MON: 19º/11º TUE: 18º/12º
Media deal strengthens public broadcasters
The government secured broad political backing for a media deal yesterday that will see an effective price freeze on the media licence, as well as more money for children's and regional programming.
All parties, except for the libertarian party Liberal Alliance, supported the agreement, which also included a variety of initiatives to strengthen domestically produced programming by the public broadcasters DR and TV2.
In a press release Michael Christiansen, chair of DR’s board, praised lawmakers for backing the plan.
“It strengthens DR as a public-service institution when it is founded on the broadest possible democratic base,” Christiansen said.
The deal will increase funding for children’s television by 73 million kroner between 2012 and 2014. DR will use the money to develop programming, including a news programme directed at young people.
“We are in the midst of an ambitious period of development at DR, mostly with TV, where we are in the process of developing more standout and brave public service content for our channels. We can now get started with this work,” Maria Rørbye Rønn, DR’s secretary general, said in a press release.
Local programming will also be strengthened under the deal, which set aside an additional 62 million kroner for TV2's eight regional stations.
“At a time when there is an enormous amount of international content on Danish TV, it’s important to ensure that we are producing enough professional material locally, because it is in high demand,” Mogens Jensen, the Socialdemokraterne media spokesperson, told Jyllands-Posten newspaper.

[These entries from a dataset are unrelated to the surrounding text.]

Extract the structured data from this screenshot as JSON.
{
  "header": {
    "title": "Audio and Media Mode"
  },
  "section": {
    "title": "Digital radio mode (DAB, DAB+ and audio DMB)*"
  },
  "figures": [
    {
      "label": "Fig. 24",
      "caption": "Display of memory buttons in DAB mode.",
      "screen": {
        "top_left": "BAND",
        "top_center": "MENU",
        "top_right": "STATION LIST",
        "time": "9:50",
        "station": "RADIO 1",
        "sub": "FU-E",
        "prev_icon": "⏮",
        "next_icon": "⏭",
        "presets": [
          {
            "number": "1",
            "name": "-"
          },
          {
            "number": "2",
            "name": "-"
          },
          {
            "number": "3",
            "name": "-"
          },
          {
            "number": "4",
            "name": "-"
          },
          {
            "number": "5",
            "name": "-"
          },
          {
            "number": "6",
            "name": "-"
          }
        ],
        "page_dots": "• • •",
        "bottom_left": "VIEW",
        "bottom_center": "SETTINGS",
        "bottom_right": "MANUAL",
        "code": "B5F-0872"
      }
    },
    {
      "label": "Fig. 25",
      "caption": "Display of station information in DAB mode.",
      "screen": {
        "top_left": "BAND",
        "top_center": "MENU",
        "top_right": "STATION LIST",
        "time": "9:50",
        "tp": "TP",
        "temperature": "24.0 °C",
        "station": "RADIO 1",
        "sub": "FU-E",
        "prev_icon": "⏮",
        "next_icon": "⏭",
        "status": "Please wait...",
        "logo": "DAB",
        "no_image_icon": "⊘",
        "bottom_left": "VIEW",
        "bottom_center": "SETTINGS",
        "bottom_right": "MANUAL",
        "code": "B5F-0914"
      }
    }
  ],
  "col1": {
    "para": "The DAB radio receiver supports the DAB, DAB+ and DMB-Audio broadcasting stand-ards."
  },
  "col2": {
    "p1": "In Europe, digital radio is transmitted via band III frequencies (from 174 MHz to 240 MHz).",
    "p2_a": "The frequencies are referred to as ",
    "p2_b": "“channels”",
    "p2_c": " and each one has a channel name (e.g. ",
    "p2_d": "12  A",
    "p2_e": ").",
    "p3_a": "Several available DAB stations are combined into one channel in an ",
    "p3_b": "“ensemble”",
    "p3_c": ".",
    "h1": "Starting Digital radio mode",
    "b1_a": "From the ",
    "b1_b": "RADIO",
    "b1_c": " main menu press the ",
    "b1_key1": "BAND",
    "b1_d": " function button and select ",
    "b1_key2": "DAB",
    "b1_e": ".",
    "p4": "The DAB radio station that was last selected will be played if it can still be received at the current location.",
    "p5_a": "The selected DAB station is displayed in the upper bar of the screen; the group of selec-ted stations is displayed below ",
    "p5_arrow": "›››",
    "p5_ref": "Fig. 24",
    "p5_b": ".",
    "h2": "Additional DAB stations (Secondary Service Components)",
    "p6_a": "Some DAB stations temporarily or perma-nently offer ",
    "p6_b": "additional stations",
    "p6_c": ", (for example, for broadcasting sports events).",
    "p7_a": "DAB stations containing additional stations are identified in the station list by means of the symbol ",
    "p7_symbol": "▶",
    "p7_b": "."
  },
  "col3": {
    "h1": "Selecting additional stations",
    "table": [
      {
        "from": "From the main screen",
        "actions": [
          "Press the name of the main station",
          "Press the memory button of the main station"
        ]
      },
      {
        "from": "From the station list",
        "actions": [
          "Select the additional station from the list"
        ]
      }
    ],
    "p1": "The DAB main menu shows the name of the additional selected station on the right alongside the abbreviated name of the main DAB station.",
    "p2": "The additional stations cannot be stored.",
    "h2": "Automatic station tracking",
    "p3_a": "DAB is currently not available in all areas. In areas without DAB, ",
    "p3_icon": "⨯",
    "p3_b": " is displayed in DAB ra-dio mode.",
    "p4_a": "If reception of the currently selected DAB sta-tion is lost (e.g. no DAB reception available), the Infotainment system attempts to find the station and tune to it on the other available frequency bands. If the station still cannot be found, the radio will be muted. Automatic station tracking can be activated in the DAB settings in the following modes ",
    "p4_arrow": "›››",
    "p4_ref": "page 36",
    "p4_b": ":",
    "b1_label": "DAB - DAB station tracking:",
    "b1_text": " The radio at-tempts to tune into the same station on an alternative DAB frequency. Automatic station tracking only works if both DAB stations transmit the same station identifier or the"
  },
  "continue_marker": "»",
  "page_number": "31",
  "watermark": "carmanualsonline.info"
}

The deal was a blow for the nostalgic, however, as it was announced that FM radio would be phased out in 2019 if 50 percent of radio listeners are using digital radio by the middle of 2018.
Other notable aspects of the deal included the decision not to sell off TV2, as the previous government had hoped.
The deal also stops companies from paying to have their products shown in TV programs, through so-called product placement deals, while DR and TV2 will also no longer be able to accept sponsorships from privately held businesses.
Consumers will benefit by having greater choice over which channels they want to buy from satellite and cable providers instead of having to buy packages with channels they do not want to watch.
The deal also includes changes to the media licence fee. Households that only have radios will no longer have to pay the 160 kroner annual media licence fee. Households with devices that can receive DR's television programming will see their licence fee rise only by the amount of inflation over the coming two years. Currently 2,352 kroner annually, the amount will rise to 2,414 kroner in 2014.
Liberal Alliance are not supporters of the licence fee and left the negotiations early on. In a press release the party bemoaned the increased state funds that DR and TV2 had secured and argued that fellow centre-right parties should not have supported the agreement.
“They ought to be arguing for a liberalisation of the media market, since it would mean less money forced out of people's pockets for their media licence,” MP Simon Emil Ammitzbøll said in the press release. “Danish TV viewers pay enough already.”